Despite the “special times” we’re loaded up on, where the new norm is nothing normal, we still have to find time to do those every day life things like email, laundry, cooking, sleeping, and making money. We also have to remember that despite our numerous “special circumstances” this year, our parenting philosophies still apply.

It’s after spending two full days in the car, only to find we can’t stay in the spot we’ve finally arrived at, that we long to pacify her emotions (or ours!) with technology, food, threats, and bribes. Which I think would be fine if these special circumstances were in fact special, rather than everyday occurrences. If we don’t resist the lure of these easy solutions, pretty soon it will just become how we parent.

And I can already see us slipping down that unwanted slope. Since the trip began, her inconsistent bedtime has thrown her off so much that we’re all sleeping less, fighting more, and struggling to fully enjoy the “special times” we’re keeping her awake for in the first place.

Now, after a month of being on the road and repeatedly neglecting so much of our self care and healthy habits, we’re starting to feel it hard. So I decided to try to get us back where we need to be.

Only I had NO idea how hard I was going to have to fight for that… and how hard I’d fail anyways. Which was when things got really challenging for me.
 I’ve spent the past nine years fighting my fearful nature that tells me I need to control everything (and everyone) around me to prevent bad things from happening. I’ve definitely seen improvement in this area since I recognized it, but on this trip I’ve been feeling very out of control of my body, my circumstances, and those around me, and my anxiety has been increasing at each stop because of that… increasing to levels I’ve never dealt with before.
In my normal life, order and structure are the coping mechanisms I use to keep much of my anxiety at bay. I don’t think you’ll be surprised to hear that those are hard to come by when we’re waking up in a new state each week.
The truth is, almost every aspect of this trip has taken something I really struggle with in life and dug the knife in deeper. Like facing the moment we ran out of water in our RV tanks at the exact same time that two toddlers were freezing in a suddenly dry shower, and another kid threw up everywhere. Prior to my emetophobia (vomit phobia) therapy, this situation alone would’ve sent me over the edge all by itself. But I kept it together for the poor sick kid who’s parents weren’t even there, as my husband and brother-in-law carried up one jug at a time of unsafe river water to fill the carhouse with (also triggering my phobia since that water could make us all sick).
Later that night after everyone was finally asleep, Celia woke up teething at 4am and couldn’t go back to sleep.

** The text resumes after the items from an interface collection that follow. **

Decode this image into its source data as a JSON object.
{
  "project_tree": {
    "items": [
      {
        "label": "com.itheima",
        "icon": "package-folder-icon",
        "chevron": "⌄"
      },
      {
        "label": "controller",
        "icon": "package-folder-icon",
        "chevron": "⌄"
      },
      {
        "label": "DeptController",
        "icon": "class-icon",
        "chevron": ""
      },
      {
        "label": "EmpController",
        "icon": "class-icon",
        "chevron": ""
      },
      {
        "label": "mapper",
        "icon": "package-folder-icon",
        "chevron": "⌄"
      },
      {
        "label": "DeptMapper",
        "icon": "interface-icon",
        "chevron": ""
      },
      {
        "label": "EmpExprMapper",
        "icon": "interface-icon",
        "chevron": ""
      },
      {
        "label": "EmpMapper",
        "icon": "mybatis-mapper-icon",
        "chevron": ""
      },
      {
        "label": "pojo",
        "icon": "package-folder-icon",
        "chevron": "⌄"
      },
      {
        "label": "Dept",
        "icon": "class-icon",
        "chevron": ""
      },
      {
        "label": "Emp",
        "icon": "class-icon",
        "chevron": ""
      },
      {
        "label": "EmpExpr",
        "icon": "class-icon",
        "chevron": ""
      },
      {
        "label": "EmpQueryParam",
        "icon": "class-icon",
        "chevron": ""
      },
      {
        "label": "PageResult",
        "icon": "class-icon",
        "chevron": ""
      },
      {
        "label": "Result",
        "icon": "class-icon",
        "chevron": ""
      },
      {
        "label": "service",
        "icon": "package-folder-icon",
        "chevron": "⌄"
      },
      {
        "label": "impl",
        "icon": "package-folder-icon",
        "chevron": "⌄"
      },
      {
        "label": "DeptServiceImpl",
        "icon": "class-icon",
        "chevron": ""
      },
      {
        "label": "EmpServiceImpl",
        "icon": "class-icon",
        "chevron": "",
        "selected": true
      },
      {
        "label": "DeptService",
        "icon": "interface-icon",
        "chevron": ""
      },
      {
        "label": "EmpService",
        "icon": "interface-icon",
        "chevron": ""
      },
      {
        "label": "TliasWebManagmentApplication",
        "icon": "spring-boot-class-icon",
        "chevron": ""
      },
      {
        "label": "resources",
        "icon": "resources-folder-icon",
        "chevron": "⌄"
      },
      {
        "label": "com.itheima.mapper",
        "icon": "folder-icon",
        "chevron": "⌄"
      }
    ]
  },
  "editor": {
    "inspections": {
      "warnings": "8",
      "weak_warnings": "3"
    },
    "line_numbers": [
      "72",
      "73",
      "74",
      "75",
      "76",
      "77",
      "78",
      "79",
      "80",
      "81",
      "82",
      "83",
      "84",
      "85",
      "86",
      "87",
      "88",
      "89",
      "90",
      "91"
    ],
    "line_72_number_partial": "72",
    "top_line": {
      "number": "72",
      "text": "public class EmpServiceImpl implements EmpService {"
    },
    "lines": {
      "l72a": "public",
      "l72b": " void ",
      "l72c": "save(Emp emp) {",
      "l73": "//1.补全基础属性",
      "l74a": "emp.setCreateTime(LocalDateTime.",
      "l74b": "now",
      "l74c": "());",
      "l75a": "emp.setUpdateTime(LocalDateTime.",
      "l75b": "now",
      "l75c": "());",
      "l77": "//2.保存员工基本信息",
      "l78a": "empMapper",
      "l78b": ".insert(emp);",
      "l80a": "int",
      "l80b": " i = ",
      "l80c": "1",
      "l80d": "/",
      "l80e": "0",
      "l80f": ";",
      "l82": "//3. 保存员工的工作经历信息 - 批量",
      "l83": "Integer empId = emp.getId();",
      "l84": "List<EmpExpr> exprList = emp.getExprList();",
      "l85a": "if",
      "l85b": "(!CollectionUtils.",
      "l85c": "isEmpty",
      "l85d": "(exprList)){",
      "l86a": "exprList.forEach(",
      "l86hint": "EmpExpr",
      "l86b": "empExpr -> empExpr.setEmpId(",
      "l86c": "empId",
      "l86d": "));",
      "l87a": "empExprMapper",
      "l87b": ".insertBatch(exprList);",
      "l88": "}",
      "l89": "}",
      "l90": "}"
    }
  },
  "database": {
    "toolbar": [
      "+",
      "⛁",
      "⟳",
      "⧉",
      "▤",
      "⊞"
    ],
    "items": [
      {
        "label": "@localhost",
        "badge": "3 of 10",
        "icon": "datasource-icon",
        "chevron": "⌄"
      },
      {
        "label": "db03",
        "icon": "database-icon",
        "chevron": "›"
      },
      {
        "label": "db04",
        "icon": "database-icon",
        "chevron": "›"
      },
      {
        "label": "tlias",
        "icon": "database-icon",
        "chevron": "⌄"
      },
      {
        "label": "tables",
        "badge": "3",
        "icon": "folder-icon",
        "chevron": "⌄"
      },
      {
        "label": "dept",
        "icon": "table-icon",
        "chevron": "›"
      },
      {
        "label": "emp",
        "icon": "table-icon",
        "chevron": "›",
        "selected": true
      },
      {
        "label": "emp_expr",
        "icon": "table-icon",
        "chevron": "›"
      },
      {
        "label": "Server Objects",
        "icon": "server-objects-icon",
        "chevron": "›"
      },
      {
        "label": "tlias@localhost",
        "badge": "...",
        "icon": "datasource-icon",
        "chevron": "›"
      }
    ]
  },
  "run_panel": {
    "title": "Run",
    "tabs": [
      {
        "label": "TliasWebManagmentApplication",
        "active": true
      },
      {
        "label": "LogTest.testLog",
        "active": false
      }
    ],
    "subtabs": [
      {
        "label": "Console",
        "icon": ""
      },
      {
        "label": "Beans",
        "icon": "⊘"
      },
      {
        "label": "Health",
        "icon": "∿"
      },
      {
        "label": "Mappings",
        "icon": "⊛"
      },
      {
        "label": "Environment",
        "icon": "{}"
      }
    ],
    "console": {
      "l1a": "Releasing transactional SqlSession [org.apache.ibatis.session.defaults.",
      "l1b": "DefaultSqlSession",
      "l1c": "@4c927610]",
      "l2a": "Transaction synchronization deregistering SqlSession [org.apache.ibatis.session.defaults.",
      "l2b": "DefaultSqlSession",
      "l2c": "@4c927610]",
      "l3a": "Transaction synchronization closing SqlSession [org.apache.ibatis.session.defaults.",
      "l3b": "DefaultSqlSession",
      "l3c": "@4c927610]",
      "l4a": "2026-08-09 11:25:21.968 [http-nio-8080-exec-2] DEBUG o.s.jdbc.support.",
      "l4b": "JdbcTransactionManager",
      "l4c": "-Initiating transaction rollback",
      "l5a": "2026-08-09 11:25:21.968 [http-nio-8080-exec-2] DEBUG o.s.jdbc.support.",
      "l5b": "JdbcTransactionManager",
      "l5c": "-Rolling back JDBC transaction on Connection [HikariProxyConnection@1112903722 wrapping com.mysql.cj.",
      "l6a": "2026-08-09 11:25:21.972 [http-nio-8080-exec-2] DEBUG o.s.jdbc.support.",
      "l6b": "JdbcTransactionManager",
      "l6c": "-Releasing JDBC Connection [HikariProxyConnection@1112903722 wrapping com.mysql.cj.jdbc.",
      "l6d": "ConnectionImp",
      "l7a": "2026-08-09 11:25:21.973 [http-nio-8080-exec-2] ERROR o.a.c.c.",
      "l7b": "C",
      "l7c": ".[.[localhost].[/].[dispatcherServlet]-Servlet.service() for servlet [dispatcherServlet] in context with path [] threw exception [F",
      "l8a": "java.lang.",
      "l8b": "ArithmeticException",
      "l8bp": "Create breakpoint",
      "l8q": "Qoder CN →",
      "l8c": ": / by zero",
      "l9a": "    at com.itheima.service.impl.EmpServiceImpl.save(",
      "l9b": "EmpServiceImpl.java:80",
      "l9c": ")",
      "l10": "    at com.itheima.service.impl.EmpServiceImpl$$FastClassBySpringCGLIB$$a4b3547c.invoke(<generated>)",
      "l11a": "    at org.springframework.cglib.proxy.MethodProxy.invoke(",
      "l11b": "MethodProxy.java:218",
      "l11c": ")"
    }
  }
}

She also woke up everyone else, and it happened to be on a travel day, when we all had lots of work to do that inevitably went awry.
So it was NOT a good moment for me, let’s just say that. Yes, I DID make it through (whatever that means), but rather than finding comfort in that, my anxiety was intensely heightened as I felt things around me could fall apart like that again at any moment and I had no control over it or anyway to insulate myself from it.

I’ve found that when life gets too fast or intense for me, I need space and alone time to cope. Scottie nicely says I’m a “deep thinker and need time to get my brain into sorts when things get chaotic”. I’d say I’m an introvert who sees the value of relationships, but who needs alone time to fuel my intense participation in them.

However you say it, the bottom line is that especially after our busier stops and travel days, I desperately need that recharging time on this trip. I was already deficient in it when we arrived at Mount Rainer, where I wasn’t able to refuel, and I knew we were heading to Seattle to spend some really special time with family we rarely get to see. Being on the edge of a breakdown was not at all how I’d hoped to arrive at the family stop we’d been looking forward to.

So I guess I’ll leave you in old-school TV show suspense… Does Breanna lose her mind in Seattle? Find out next time on Rare Existence!